Tiffany Taylor: As Head of People, I have always tried to lead with empathy, compassion, and understanding. That hasn’t changed. When my 19-year-old son came out 3 years ago, what changed for me was the need to always wear something that symbolizes my allyship. I am incredibly proud of my son and his courage, and I never want anyone to feel isolated, so wearing something to show my allyship helps me spread that message even when I am not speaking about the topic. These days, you can always find me wearing a rainbow bracelet, a cherished gift from my husband.

What advice would you give to young LGBTQ+ individuals who are looking to break into an industry like ours?

Jeffrey Lin: While finance can be more traditional and conservative at times, it’s important not to generalize the entire industry based on these characteristics. There are many supportive people in our industry who uplift and support the LGBTQ+ community. If finance and/or technology is your passion and where you want to work, find the right environment, reach out and go for it!

How are you celebrating pride this year?

Jeffrey Lin: I’m celebrating pride by being with my community. In addition, I’m living with a focus on authenticity; aligning my actions with my internal values and simply doing what makes me happy. 

Tiffany Taylor: We try to celebrate Pride all year, but in June, my family and I attend and work several local Pride events. Also, every June, I gift myself with a new Pride t-shirt and love the collection I have amassed over the years. Here is a photo of me and my husband and son at the Hanover, MA, Pride event this year.

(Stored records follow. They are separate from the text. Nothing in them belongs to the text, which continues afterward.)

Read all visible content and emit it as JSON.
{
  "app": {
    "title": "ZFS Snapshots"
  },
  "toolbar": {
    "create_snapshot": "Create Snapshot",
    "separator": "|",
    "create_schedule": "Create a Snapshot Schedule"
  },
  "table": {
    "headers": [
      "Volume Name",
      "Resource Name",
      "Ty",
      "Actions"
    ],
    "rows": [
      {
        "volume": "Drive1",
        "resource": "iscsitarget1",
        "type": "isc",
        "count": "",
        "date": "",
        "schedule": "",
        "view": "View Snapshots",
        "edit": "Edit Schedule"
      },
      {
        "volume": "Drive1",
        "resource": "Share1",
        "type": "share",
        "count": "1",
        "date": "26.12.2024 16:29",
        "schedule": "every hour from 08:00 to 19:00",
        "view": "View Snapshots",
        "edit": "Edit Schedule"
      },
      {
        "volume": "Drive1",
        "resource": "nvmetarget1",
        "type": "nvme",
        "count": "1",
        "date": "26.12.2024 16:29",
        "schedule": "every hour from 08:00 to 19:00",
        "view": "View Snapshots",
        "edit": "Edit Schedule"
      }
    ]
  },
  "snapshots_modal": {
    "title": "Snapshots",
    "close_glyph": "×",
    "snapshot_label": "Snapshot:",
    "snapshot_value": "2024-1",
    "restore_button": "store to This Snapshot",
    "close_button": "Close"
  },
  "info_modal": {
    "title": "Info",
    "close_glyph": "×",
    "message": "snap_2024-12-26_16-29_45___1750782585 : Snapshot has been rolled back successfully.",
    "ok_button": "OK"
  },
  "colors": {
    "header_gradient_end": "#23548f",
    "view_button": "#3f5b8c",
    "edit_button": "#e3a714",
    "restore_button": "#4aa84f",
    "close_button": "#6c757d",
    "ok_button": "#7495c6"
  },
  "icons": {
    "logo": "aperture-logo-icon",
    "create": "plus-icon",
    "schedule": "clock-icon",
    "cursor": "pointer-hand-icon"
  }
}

Cassio Couto: Earlier this month, I supported my favorite indie authors/illustrators by purchasing their comic books at the POC CON 2024—a Brazilian LGBTQIA+ version of Comic-Con that happens in Sao Paulo every June. I also donated to Casa 1, an organization that seeks to end LGBTQIA+ homelessness in Brazil.


Jeffrey Lin, Director of Product Management, Data Products at Canoe Intelligence.

The architect behind Canoe’s data product design and implementation, Jeff boasts a stellar track record of zero-to-one product development. His relentless focus on problem-solving and user-centric design principles ensures that Canoe Asset Data meets the evolving needs of its clientele.

Tiffany Taylor, Head of People at Canoe Intelligence.

A seasoned people resources practitioner, Tiffany has more than 25 years of experience leading corporate human resources teams to drive business outcomes and goals. As the Head of People for Canoe Intelligence, Tiffany leads Canoe’s People Strategy practice to ensure the availability of world-class talent to drive Canoe’s success. Her responsibilities include strategic talent acquisition, leadership, manager, and employee development; business partnering; and compensation and benefits.

Cassio Couto, Software Engineer at Canoe Intelligence.

As a software engineer with nine years of experience, Cassio specializes in backend programming and data engineering. His career has been driven by a commitment to innovation and technical excellence, leading to a pursuit and completion of a PhD in Computer Science with a focus on Artificial Intelligence.